The porcelain light socket, once the hallmark of the New York City tenement apartment, has come to represent the essence of timeless and affordable utility design. Its shape is taken directly from two sources: the neck of an oil lamp (the kind that uses a key to control the flame) and the base of a candleholder. This “keyless lampholder” was created in 1910 to accommodate the Edison lightbulb, which was gaining popularity in the home. Manufactured by Russian immigrant Isidor Leviton in his factory on the Bowery, on Manhattan’s Lower East Side, the porcelain socket soon marched uptown and into public buildings, offices, and skyscrapers. Today this industrial classic is still made by the same company in New York. In recent years, as architects and designers have used the light prominently on ceilings and walls in every sort of room, other notable versions have cropped up, but they all stay true to the original.
Five to Buy
Object Lessons columnist Megan Wilson is the owner of Ancient Industries and curator of the Remodelista 100, a collection of essential everyday objects presented in the Remodelista book. Watch for her column every Tuesday, and have a look at her past lessons on iconic designs, including Noguchi’s Iconic Rice Paper Lights and the Hurricane Lantern. We featured her Connecticut shop in our post Purveyor of the Practical and the Timeless.

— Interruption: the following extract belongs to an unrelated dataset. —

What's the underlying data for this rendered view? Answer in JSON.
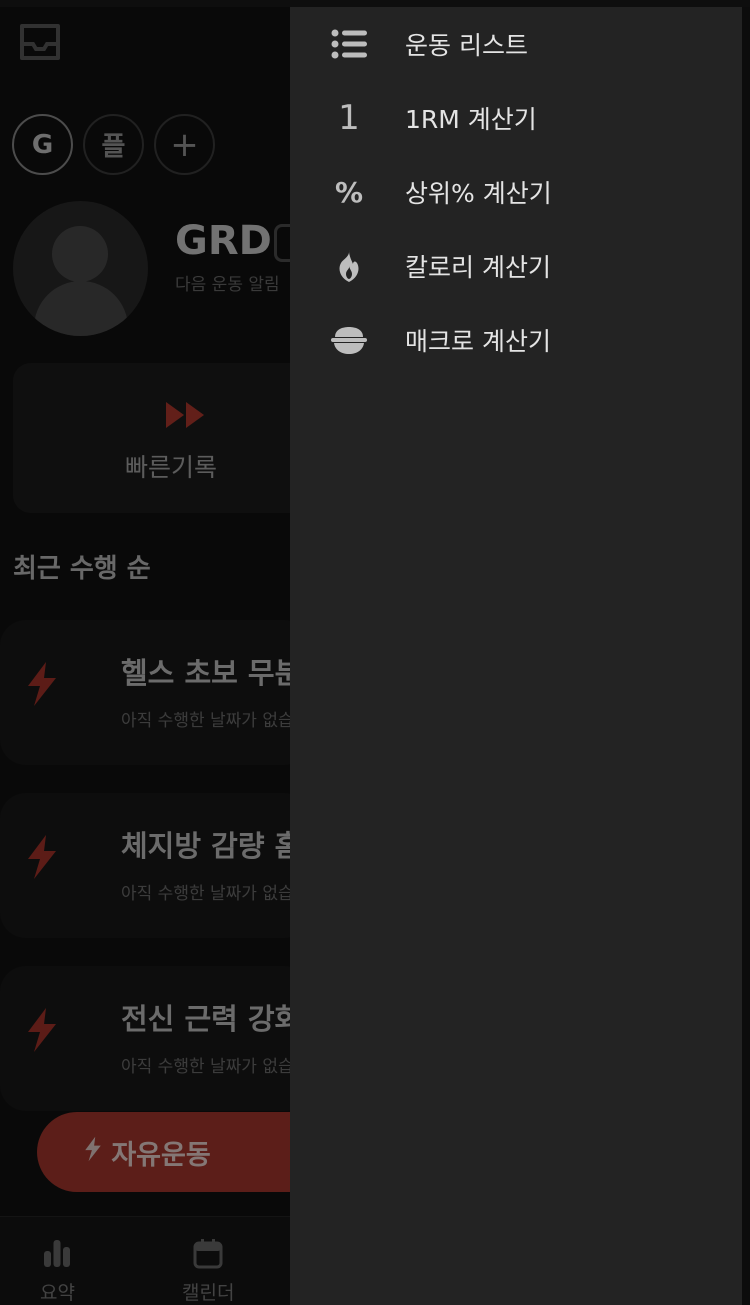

N.B.: This post is an update; the original story ran on September 16, 2014.